What you will do →
Report each line of the data that has "structured" somewhere in it.

Data under study →
════════════════════

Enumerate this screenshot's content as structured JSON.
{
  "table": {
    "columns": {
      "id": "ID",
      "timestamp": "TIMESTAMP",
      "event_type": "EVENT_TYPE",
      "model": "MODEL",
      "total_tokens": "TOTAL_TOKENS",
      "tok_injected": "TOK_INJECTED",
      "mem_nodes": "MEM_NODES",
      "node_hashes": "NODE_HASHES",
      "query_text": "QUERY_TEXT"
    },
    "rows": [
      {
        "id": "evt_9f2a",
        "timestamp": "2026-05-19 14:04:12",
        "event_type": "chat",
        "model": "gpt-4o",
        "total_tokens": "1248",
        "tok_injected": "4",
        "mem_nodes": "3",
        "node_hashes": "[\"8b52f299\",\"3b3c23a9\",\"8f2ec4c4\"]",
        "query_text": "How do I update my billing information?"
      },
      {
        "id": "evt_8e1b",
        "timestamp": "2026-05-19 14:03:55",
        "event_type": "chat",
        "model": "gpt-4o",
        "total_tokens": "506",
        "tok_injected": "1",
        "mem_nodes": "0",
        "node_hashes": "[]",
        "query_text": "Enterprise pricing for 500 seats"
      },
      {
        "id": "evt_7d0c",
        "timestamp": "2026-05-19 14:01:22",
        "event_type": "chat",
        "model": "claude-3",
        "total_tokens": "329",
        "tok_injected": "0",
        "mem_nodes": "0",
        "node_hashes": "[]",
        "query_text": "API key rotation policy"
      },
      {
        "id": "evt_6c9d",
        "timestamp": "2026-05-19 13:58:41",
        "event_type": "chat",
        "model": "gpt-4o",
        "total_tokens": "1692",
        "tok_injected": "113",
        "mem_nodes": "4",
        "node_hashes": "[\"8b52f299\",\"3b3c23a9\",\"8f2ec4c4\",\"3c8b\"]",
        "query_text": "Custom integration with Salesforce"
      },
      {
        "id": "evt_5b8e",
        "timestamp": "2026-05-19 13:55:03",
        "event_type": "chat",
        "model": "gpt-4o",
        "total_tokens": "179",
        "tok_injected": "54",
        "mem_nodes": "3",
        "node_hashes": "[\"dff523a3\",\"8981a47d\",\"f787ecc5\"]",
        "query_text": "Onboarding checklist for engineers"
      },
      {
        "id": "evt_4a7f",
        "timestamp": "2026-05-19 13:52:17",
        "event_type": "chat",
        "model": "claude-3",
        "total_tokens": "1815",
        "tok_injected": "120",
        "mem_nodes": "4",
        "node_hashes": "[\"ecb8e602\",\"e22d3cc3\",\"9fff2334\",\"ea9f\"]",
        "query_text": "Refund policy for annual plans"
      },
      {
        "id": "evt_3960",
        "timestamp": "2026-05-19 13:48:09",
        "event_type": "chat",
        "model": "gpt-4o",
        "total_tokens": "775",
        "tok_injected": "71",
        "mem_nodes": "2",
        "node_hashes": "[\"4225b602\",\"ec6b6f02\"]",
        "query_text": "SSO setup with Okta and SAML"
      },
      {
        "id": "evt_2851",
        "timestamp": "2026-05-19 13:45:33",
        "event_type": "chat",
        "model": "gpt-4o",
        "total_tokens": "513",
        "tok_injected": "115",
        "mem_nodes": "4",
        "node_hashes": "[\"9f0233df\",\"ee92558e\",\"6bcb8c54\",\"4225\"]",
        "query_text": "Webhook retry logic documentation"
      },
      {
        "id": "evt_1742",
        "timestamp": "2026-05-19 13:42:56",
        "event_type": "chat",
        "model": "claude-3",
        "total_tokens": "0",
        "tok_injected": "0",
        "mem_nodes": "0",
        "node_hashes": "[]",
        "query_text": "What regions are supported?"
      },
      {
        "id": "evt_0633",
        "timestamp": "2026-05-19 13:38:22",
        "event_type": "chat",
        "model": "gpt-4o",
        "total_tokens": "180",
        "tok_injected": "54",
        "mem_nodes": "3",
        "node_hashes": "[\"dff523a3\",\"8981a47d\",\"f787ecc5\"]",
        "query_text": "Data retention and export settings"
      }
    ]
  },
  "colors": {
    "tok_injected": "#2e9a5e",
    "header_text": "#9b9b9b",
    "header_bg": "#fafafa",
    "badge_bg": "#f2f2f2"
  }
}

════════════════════

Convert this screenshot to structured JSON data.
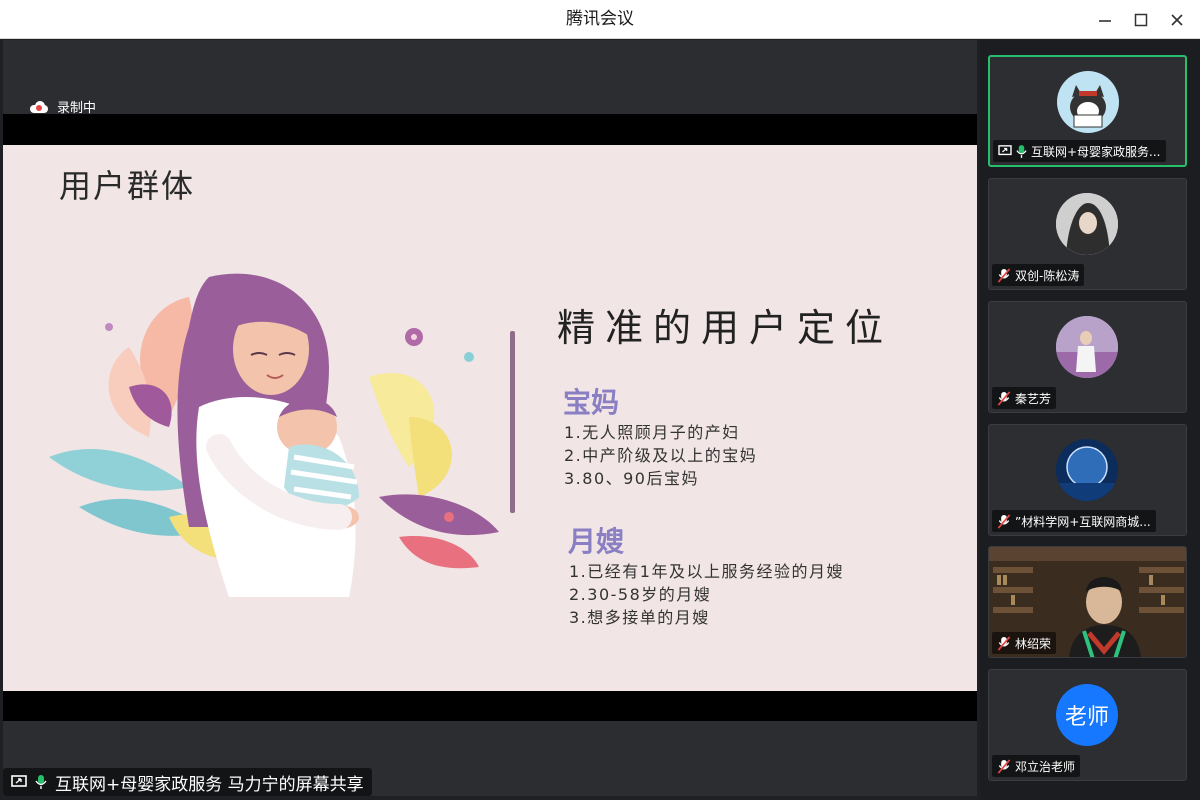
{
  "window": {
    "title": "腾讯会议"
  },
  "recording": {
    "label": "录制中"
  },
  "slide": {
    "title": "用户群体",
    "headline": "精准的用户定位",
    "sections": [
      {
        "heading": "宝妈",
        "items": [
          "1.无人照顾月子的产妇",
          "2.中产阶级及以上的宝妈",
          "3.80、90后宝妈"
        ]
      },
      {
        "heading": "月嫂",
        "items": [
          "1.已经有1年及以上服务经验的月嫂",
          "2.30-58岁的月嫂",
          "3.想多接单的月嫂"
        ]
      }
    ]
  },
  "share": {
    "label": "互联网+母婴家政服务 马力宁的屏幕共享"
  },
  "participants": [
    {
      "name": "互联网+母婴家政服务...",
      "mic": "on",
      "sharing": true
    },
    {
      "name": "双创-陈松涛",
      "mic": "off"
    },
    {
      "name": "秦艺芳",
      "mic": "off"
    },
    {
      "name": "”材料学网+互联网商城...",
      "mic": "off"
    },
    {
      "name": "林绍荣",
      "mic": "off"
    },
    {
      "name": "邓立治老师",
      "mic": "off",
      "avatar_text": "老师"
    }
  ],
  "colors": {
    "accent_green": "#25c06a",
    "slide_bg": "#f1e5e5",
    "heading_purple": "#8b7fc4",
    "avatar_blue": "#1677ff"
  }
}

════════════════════

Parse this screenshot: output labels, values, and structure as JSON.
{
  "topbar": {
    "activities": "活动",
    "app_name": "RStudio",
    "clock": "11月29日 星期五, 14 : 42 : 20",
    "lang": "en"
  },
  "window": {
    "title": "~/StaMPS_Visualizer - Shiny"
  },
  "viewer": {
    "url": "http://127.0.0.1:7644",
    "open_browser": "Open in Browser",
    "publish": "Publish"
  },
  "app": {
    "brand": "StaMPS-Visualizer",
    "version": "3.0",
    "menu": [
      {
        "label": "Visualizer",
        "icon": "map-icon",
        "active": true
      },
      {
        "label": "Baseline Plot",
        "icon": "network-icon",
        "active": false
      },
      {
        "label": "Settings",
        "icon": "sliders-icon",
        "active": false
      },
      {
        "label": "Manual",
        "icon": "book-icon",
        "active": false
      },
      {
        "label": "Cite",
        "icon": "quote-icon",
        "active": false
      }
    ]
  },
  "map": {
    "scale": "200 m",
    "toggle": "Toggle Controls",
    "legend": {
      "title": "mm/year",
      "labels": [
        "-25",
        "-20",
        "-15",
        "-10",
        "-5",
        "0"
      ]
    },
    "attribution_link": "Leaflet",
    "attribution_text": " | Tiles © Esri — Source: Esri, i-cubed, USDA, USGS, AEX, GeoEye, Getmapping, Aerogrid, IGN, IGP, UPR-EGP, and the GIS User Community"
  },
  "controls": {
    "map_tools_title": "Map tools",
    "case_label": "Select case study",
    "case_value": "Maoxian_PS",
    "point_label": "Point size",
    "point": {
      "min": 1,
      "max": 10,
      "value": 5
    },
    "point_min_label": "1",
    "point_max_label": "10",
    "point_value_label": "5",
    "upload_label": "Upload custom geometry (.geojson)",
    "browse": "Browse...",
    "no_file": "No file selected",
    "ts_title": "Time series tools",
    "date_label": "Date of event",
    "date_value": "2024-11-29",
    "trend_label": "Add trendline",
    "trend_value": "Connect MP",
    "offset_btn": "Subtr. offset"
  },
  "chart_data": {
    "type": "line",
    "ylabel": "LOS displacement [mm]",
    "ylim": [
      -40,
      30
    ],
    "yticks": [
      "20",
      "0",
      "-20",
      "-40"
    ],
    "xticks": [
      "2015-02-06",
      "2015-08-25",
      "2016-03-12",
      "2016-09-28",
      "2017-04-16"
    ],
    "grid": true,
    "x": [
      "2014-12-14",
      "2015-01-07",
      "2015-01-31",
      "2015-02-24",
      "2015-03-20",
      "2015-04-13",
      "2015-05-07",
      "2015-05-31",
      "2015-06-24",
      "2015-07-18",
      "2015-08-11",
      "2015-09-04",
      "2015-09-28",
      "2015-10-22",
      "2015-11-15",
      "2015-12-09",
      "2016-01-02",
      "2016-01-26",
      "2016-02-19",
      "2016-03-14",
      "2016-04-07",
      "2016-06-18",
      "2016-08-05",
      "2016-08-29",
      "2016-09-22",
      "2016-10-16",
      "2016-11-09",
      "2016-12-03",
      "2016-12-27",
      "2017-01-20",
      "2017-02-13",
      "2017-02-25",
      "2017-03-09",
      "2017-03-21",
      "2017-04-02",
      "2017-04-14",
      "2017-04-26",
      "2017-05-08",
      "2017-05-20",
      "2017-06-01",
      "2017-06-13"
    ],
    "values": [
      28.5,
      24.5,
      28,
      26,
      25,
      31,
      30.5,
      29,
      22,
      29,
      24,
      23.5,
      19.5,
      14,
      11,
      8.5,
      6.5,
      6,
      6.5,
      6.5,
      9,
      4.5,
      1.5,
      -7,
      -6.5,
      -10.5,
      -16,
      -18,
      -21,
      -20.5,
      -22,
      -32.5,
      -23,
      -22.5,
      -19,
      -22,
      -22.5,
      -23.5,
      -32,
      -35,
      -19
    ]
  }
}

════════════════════

Answer to the exercise →
Enumerate this screenshot's content as structured JSON.
Convert this screenshot to structured JSON data.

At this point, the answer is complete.